- Hormone therapy: Uses drugs to block the production of cancer cells fueled by hormones.
- Clinical trials: Ask your HonorHealth team of experts about a clinical trial with potential groundbreaking new treatments for the disease.
Most common in women over age 63, this type of cancer can develop over months or years. A family history of the disease means you're at increased risk of developing it. Because there's a correlation between genes and breast, colorectal and ovarian cancer, genetic testing may be helpful.
There's no single test for ovarian cancer, so it's important to know the symptoms:
- Pain in the pelvis or abdomen.
- Feeling full when eating.
- Upset stomach.
- Feeling the urge or needing to urinate frequently.
- Menstrual changes.
- Painful intercourse.
- Back pain.
- Abnormal weight loss.
To diagnose ovarian cancer, your doctor will perform a pelvic exam and order blood and imaging tests. A biopsy, or tissue sample, may be needed.
Epithelial ovarian tumors are the most common type of ovarian cancer. Other forms include germ cell tumors, stromal tumors and cysts. Ovarian cancer begins within the ovaries or fallopian tubes and gradually spreads to nearby organs such as the bladder.
Treatment options include:
- Surgery: Performed by a gynecologic oncologist, surgery is the main treatment for most types of ovarian cancer.
- Chemotherapy: Usually involves two or more drugs given intravenously.
- Hormone therapy: Uses hormones or hormone-blocking drugs.

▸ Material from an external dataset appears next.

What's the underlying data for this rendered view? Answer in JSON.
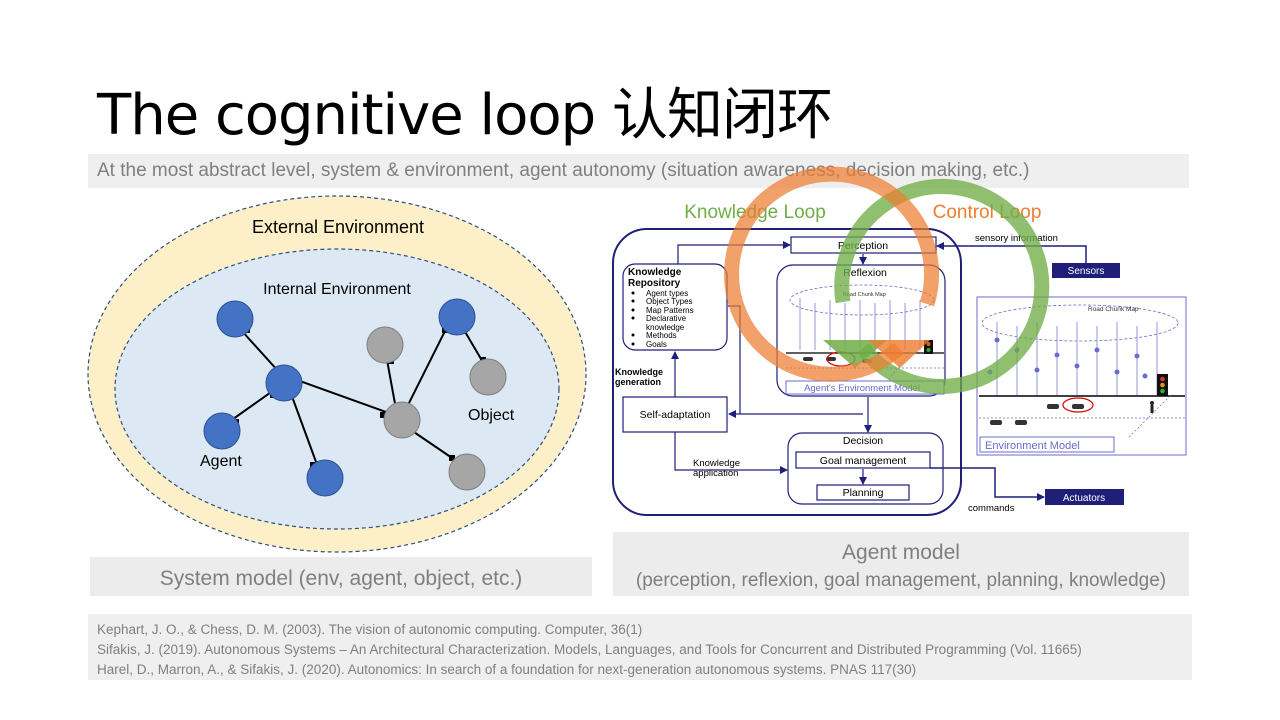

Rarely used with epithelial ovarian cancer, it's more commonly used with ovarian stromal tumors.
- Targeted therapy: It involves drugs or other substances to attack the inner workings of cancer cells. Targeted therapy changes the way a cancer cell grows and divides, fixes itself or interacts with other cells.
- Clinical trials: Be sure to discuss clinical trials with your HonorHealth team of experts to see if a trial might benefit you.